Collected data entries:
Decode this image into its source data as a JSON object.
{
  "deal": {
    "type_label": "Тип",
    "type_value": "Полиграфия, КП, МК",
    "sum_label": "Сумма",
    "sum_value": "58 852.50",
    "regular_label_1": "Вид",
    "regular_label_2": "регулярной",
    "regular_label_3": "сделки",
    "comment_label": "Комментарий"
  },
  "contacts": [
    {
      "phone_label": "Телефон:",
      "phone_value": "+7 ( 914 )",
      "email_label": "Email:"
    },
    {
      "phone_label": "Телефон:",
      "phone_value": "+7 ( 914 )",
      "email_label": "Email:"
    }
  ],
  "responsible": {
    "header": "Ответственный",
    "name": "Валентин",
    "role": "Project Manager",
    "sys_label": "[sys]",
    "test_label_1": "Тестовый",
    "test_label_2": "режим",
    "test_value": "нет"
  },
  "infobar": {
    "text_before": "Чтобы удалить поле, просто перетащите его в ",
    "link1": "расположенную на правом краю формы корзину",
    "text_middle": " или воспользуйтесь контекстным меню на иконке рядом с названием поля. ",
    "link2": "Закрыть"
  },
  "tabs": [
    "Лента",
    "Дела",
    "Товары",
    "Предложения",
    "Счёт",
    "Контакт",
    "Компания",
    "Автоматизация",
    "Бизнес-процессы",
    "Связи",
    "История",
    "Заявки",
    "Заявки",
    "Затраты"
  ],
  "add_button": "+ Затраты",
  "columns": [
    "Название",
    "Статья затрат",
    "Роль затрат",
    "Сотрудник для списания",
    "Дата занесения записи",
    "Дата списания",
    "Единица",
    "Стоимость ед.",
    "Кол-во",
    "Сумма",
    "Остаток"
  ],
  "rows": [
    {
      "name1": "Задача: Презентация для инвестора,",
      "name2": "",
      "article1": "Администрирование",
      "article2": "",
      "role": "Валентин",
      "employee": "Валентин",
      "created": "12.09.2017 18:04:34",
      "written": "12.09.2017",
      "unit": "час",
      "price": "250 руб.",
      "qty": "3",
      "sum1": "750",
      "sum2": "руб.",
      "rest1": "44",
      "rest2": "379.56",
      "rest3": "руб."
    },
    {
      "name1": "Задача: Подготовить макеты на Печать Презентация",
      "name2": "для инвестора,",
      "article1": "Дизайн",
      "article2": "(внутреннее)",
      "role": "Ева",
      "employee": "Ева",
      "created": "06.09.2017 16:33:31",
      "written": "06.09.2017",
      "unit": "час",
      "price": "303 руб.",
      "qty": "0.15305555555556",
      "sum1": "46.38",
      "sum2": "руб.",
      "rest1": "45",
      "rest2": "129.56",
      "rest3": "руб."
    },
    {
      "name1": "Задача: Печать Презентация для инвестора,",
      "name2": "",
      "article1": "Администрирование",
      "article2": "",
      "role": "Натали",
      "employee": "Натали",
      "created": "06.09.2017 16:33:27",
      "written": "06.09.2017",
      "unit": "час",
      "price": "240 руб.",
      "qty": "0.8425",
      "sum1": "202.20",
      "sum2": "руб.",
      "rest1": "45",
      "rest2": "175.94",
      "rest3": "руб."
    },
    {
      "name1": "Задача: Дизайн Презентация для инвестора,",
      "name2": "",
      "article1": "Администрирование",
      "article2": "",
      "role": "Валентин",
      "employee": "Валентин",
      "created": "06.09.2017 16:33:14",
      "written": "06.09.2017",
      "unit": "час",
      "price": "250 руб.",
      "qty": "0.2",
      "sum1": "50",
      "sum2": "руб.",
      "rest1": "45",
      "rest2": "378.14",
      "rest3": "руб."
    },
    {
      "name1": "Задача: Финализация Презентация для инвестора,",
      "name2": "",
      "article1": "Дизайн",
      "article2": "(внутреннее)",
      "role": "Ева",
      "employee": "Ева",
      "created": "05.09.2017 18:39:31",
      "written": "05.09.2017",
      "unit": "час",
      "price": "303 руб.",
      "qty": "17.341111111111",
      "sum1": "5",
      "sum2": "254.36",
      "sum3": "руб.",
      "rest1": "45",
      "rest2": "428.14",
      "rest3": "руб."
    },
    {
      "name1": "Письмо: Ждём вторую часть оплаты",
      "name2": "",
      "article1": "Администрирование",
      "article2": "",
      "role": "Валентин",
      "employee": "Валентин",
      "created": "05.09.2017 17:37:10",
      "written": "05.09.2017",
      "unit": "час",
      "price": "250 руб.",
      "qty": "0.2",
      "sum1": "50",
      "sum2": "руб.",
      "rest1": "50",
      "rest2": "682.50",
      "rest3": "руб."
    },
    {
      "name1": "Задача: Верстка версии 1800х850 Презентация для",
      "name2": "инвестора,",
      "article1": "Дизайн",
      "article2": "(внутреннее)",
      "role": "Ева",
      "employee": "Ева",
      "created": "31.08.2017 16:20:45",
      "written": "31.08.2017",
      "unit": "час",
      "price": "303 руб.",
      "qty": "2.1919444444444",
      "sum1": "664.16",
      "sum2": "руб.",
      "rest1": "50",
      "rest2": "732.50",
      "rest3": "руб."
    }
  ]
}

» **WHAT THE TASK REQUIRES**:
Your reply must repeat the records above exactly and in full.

» **SOLUTION BELOW**:
Decode this image into its source data as a JSON object.
{
  "deal": {
    "type_label": "Тип",
    "type_value": "Полиграфия, КП, МК",
    "sum_label": "Сумма",
    "sum_value": "58 852.50",
    "regular_label_1": "Вид",
    "regular_label_2": "регулярной",
    "regular_label_3": "сделки",
    "comment_label": "Комментарий"
  },
  "contacts": [
    {
      "phone_label": "Телефон:",
      "phone_value": "+7 ( 914 )",
      "email_label": "Email:"
    },
    {
      "phone_label": "Телефон:",
      "phone_value": "+7 ( 914 )",
      "email_label": "Email:"
    }
  ],
  "responsible": {
    "header": "Ответственный",
    "name": "Валентин",
    "role": "Project Manager",
    "sys_label": "[sys]",
    "test_label_1": "Тестовый",
    "test_label_2": "режим",
    "test_value": "нет"
  },
  "infobar": {
    "text_before": "Чтобы удалить поле, просто перетащите его в ",
    "link1": "расположенную на правом краю формы корзину",
    "text_middle": " или воспользуйтесь контекстным меню на иконке рядом с названием поля. ",
    "link2": "Закрыть"
  },
  "tabs": [
    "Лента",
    "Дела",
    "Товары",
    "Предложения",
    "Счёт",
    "Контакт",
    "Компания",
    "Автоматизация",
    "Бизнес-процессы",
    "Связи",
    "История",
    "Заявки",
    "Заявки",
    "Затраты"
  ],
  "add_button": "+ Затраты",
  "columns": [
    "Название",
    "Статья затрат",
    "Роль затрат",
    "Сотрудник для списания",
    "Дата занесения записи",
    "Дата списания",
    "Единица",
    "Стоимость ед.",
    "Кол-во",
    "Сумма",
    "Остаток"
  ],
  "rows": [
    {
      "name1": "Задача: Презентация для инвестора,",
      "name2": "",
      "article1": "Администрирование",
      "article2": "",
      "role": "Валентин",
      "employee": "Валентин",
      "created": "12.09.2017 18:04:34",
      "written": "12.09.2017",
      "unit": "час",
      "price": "250 руб.",
      "qty": "3",
      "sum1": "750",
      "sum2": "руб.",
      "rest1": "44",
      "rest2": "379.56",
      "rest3": "руб."
    },
    {
      "name1": "Задача: Подготовить макеты на Печать Презентация",
      "name2": "для инвестора,",
      "article1": "Дизайн",
      "article2": "(внутреннее)",
      "role": "Ева",
      "employee": "Ева",
      "created": "06.09.2017 16:33:31",
      "written": "06.09.2017",
      "unit": "час",
      "price": "303 руб.",
      "qty": "0.15305555555556",
      "sum1": "46.38",
      "sum2": "руб.",
      "rest1": "45",
      "rest2": "129.56",
      "rest3": "руб."
    },
    {
      "name1": "Задача: Печать Презентация для инвестора,",
      "name2": "",
      "article1": "Администрирование",
      "article2": "",
      "role": "Натали",
      "employee": "Натали",
      "created": "06.09.2017 16:33:27",
      "written": "06.09.2017",
      "unit": "час",
      "price": "240 руб.",
      "qty": "0.8425",
      "sum1": "202.20",
      "sum2": "руб.",
      "rest1": "45",
      "rest2": "175.94",
      "rest3": "руб."
    },
    {
      "name1": "Задача: Дизайн Презентация для инвестора,",
      "name2": "",
      "article1": "Администрирование",
      "article2": "",
      "role": "Валентин",
      "employee": "Валентин",
      "created": "06.09.2017 16:33:14",
      "written": "06.09.2017",
      "unit": "час",
      "price": "250 руб.",
      "qty": "0.2",
      "sum1": "50",
      "sum2": "руб.",
      "rest1": "45",
      "rest2": "378.14",
      "rest3": "руб."
    },
    {
      "name1": "Задача: Финализация Презентация для инвестора,",
      "name2": "",
      "article1": "Дизайн",
      "article2": "(внутреннее)",
      "role": "Ева",
      "employee": "Ева",
      "created": "05.09.2017 18:39:31",
      "written": "05.09.2017",
      "unit": "час",
      "price": "303 руб.",
      "qty": "17.341111111111",
      "sum1": "5",
      "sum2": "254.36",
      "sum3": "руб.",
      "rest1": "45",
      "rest2": "428.14",
      "rest3": "руб."
    },
    {
      "name1": "Письмо: Ждём вторую часть оплаты",
      "name2": "",
      "article1": "Администрирование",
      "article2": "",
      "role": "Валентин",
      "employee": "Валентин",
      "created": "05.09.2017 17:37:10",
      "written": "05.09.2017",
      "unit": "час",
      "price": "250 руб.",
      "qty": "0.2",
      "sum1": "50",
      "sum2": "руб.",
      "rest1": "50",
      "rest2": "682.50",
      "rest3": "руб."
    },
    {
      "name1": "Задача: Верстка версии 1800х850 Презентация для",
      "name2": "инвестора,",
      "article1": "Дизайн",
      "article2": "(внутреннее)",
      "role": "Ева",
      "employee": "Ева",
      "created": "31.08.2017 16:20:45",
      "written": "31.08.2017",
      "unit": "час",
      "price": "303 руб.",
      "qty": "2.1919444444444",
      "sum1": "664.16",
      "sum2": "руб.",
      "rest1": "50",
      "rest2": "732.50",
      "rest3": "руб."
    }
  ]
}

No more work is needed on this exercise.